:: WORK ITEM ::
Every line containing the word "value" is to be copied from the data below.

(Items listed in a dataset)
====================

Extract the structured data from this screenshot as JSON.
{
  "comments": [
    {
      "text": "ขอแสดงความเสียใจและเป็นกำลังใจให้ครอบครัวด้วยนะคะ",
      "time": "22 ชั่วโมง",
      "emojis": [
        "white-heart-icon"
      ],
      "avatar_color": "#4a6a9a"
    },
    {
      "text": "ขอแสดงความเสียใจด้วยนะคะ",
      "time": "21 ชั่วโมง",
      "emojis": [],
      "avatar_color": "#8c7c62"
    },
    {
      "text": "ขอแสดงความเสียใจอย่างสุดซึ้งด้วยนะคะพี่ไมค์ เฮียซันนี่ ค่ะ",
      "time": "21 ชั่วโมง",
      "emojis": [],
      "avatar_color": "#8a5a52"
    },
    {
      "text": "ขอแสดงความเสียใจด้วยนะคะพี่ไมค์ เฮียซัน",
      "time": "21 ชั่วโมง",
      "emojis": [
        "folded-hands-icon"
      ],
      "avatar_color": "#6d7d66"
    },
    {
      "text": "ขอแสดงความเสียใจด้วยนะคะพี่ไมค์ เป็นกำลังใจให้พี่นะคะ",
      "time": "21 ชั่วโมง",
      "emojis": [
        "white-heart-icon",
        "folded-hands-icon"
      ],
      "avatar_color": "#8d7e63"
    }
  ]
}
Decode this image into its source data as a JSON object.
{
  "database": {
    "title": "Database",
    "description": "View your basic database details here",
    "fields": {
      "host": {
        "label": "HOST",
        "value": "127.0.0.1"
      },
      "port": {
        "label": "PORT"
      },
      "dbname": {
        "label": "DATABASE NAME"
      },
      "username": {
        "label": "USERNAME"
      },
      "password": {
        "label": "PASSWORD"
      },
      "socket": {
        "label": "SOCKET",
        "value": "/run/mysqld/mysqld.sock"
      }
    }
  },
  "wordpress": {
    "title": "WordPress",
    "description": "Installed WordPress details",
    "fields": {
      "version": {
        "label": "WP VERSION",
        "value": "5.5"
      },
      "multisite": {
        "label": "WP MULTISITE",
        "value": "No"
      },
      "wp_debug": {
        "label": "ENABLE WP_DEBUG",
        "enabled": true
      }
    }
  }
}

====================

:: SOLVED PROBLEM ::
        "value": "127.0.0.1"
        "value": "/run/mysqld/mysqld.sock"
        "value": "5.5"
        "value": "No"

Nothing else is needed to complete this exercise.